Obesity also contributes to obstructive sleep apnea (OSA). This most likely occurs through fat deposition in airways, causing them to narrow. This point is inferred from studies finding that large neck size is a better predictor of OSA than is BMI (Katz et al., 1990) and the finding that central obesity (obesity around the waist) is a better predictor of OSA than total obesity (Grunstein, 2005b). The relationship has been found in well-designed epidemiological studies of young children (Locard et al., 1992; Sekine et al., 2002; von Kries et al., 2002) and adults (Vioque et al., 2000; Kripke et al., 2002; Gupta et al., 2002; Taheri et al., 2004; Hasler et al., 2004).

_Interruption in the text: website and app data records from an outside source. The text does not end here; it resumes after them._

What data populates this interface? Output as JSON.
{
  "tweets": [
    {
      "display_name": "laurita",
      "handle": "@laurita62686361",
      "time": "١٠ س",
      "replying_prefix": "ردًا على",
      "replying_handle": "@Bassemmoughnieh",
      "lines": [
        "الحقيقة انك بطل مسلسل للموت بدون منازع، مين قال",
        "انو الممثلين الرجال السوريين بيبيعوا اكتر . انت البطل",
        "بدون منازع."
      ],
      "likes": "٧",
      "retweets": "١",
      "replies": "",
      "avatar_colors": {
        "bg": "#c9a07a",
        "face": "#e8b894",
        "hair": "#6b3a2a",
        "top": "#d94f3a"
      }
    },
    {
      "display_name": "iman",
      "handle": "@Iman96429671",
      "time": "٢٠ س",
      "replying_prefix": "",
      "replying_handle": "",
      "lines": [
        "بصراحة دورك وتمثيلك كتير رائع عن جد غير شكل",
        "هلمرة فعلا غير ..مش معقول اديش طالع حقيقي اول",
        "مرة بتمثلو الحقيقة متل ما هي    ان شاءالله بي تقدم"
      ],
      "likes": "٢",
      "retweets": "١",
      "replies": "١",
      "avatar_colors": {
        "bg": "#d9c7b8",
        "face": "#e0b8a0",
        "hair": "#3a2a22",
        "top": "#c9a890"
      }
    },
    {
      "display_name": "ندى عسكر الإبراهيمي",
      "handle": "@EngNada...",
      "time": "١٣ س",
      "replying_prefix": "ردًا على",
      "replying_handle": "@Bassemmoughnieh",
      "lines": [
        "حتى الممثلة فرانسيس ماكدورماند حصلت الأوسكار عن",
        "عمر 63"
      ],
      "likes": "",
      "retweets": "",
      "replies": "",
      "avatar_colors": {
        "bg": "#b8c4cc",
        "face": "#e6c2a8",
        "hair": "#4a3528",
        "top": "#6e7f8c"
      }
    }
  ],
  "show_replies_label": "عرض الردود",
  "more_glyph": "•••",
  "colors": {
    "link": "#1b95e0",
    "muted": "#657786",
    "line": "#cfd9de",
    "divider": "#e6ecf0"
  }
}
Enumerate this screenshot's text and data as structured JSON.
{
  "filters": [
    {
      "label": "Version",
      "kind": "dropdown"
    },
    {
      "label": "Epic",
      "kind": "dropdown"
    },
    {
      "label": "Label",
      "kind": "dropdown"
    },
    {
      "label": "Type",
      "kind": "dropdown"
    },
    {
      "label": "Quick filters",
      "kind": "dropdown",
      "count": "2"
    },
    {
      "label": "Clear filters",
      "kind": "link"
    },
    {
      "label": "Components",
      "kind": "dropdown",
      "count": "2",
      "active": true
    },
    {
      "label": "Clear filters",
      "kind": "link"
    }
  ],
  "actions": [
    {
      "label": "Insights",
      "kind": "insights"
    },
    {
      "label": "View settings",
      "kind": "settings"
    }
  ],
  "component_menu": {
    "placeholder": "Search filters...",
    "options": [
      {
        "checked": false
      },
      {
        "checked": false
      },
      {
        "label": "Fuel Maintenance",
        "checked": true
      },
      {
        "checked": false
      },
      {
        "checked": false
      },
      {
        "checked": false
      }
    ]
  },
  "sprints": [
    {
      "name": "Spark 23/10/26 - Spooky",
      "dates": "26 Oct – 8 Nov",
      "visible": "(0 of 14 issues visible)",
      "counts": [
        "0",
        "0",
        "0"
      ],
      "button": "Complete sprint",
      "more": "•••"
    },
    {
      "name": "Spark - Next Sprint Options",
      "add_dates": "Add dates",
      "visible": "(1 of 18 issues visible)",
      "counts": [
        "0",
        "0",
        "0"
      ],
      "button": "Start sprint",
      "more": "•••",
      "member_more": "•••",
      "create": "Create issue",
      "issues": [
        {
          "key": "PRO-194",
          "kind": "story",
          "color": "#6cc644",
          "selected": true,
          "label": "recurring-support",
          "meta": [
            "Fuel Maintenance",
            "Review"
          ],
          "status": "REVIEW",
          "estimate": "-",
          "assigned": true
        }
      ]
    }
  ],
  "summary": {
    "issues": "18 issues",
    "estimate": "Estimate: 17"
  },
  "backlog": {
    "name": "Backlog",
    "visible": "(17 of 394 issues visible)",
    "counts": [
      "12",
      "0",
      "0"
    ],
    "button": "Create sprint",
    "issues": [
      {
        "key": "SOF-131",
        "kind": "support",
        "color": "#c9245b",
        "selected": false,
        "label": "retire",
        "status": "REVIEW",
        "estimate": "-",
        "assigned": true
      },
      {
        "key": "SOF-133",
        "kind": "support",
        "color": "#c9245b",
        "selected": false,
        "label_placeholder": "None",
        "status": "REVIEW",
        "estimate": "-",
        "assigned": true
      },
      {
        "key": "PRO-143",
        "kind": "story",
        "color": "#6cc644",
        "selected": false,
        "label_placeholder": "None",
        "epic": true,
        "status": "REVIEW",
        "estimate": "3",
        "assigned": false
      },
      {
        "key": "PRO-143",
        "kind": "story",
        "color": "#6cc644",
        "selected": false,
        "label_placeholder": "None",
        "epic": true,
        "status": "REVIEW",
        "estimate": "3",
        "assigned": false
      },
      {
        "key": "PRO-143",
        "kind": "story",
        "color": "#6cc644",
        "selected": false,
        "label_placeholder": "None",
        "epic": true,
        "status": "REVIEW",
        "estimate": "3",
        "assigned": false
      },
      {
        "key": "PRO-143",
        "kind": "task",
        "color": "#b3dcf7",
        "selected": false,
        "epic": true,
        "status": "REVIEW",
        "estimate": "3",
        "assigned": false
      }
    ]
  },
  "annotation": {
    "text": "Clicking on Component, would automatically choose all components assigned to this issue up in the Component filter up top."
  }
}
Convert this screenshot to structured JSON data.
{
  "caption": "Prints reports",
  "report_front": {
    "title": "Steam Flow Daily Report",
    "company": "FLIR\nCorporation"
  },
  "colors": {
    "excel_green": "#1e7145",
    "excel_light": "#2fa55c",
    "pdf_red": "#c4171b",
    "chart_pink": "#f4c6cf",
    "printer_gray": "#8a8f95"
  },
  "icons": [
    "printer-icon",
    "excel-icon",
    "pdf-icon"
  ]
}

Taken as a whole, the body of evidence suggests that the serious public health problem of obesity may continue to grow as sleep loss trends continue to worsen. It also suggests that addressing obesity will likely benefit sleep disorders, and treating sleep deprivation and sleep disorders may benefit individuals with obesity (Taheri et al., 2004).
Two large epidemiological studies and one experimental study found an association between sleep loss and diabetes, or impaired glucose tolerance. Impaired glucose tolerance, which is a precursor to diabetes, is manifested by glucose levels rising higher than normal and for a longer period after an intravenous dose of glucose. In the Sleep Heart Health Study, which is a community-based cohort, adults (middle-aged and older) who reported 5 hours of sleep or less were 2.5 times more likely to have diabetes, compared with those who slept 7 to 8 hours per night (Figure 3-3, [Gottlieb et al., 2005]). Those reporting 6 hours per night were about 1.7 times more likely to have diabetes. Both groups were also more likely to display impaired glucose tolerance. Adults with sleep times of 9 hours or more also showed these effects, a finding consistent with the Nurses Health Study. Adjustment for waist girth, a measure of obesity, did not alter the significance of the findings, suggesting that the diabetes effect was independent of obesity.
The relationship between shorter sleep times and impaired glucose tolerance is also supported by an experimental study in which 11 healthy male volunteers were restricted to 4 hours of sleep for a total of six nights (Spiegel et al., 1999). Even after this relatively short period of time, the study found that sleep loss, compared with a fully rested state, led to impaired glucose tolerance. The effect resolved after restoring sleep to normal. Glucose clearance was 40 percent slower with sleep loss than with sleep recovery. Further, mice that have a mutation in a gene that regulates